Thompson v. Platt
Anthony Thompson unsuccessfully appealed the admissibility of evidence gained under a narrow-scope wiretap order.
As part of a federal grand jury indictment, a wiretap order was issued to surveil Thompson’s wire communications. Under the law, the term “wire communications” typically refers to phone calls. The term’s legal scope does not encompass other electronic communications such as text messages or emails. Here, law enforcement incorrectly understood that the order authorized surveillance of text messages. Thompson’s text messages were subsequently intercepted and used as evidence against him in criminal proceedings.
The 10th Circuit found the evidence to be admissible because the officers acted in good faith in their understanding of the order’s breadth. When determining the applicability of the good faith exception to the exclusionary rule—which would otherwise exclude evidence obtained in violation of the Fourth Amendment—courts will ask “‘whether a reasonably well-trained officer would have known that the search was illegal despite the magistrate’s authorization.” In this case, the officers reasonably believed surveilling Thompson’s text messages under a wire communications wiretap was legal. Therefore, the evidence they collected under this standard was admissible in court.
Banks v. Opat
Albert Banks unsuccessfully appealed the admissibility of evidence gained under a narrow-scope wiretap order.
As part of a federal grand jury indictment, a wiretap order was issued to surveil Banks’ wire communications. Under the law, the term “wire communications” typically refers to phone calls.

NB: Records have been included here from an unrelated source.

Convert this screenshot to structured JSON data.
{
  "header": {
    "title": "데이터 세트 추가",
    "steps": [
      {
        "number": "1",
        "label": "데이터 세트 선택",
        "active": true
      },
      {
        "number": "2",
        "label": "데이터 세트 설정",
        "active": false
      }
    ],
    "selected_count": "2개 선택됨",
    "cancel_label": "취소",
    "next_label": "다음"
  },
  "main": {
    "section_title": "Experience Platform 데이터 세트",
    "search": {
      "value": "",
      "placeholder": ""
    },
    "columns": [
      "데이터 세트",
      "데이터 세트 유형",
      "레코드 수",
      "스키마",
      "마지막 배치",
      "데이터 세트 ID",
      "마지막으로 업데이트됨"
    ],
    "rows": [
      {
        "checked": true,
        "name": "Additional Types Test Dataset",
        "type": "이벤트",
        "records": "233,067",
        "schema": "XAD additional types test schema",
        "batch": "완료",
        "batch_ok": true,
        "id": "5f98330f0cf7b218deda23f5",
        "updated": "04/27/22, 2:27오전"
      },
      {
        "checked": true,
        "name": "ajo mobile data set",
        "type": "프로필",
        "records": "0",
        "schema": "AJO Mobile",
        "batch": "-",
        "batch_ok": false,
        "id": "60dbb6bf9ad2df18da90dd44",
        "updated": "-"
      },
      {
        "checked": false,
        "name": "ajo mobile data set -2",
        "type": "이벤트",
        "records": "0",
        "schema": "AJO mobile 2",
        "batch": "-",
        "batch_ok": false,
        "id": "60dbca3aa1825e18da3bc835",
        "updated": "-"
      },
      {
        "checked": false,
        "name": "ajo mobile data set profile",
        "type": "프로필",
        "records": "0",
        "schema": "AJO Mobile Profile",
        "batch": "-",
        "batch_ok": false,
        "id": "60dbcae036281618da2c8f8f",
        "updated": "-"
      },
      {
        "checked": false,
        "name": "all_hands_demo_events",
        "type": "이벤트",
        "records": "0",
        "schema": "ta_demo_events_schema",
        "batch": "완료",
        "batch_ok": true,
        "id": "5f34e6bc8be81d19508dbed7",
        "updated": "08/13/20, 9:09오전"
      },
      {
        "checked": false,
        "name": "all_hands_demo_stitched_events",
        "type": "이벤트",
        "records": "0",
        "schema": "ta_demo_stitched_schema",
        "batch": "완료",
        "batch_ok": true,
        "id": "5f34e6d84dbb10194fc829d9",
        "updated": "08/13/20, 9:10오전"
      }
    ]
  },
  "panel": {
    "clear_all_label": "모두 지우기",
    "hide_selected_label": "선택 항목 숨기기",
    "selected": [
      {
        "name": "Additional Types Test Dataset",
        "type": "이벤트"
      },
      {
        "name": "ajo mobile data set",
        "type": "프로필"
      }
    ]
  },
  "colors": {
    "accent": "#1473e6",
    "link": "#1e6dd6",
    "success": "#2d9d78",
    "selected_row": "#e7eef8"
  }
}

The term’s scope does not encompass other electronic communications such as text messages or emails. Here, law enforcement incorrectly understood the order authorized surveillance of text messages. Banks’ text messages were subsequently intercepted and used as evidence against him in criminal proceedings.
The 10th Circuit found the evidence to be admissible because the officers acted in good faith in their understanding of the order’s breadth. When determining the applicability of the good faith exception to the exclusionary rule—which would otherwise exclude evidence obtained in violation of the Fourth Amendment—courts will ask “‘whether a reasonably well-trained officer would have known that the search was illegal despite the magistrate’s authorization.” In this case, the officers reasonably believed surveilling Bank’s text messages under a wire communications wiretap was legal. Therefore, the evidence they collected under this standard was admissible in court.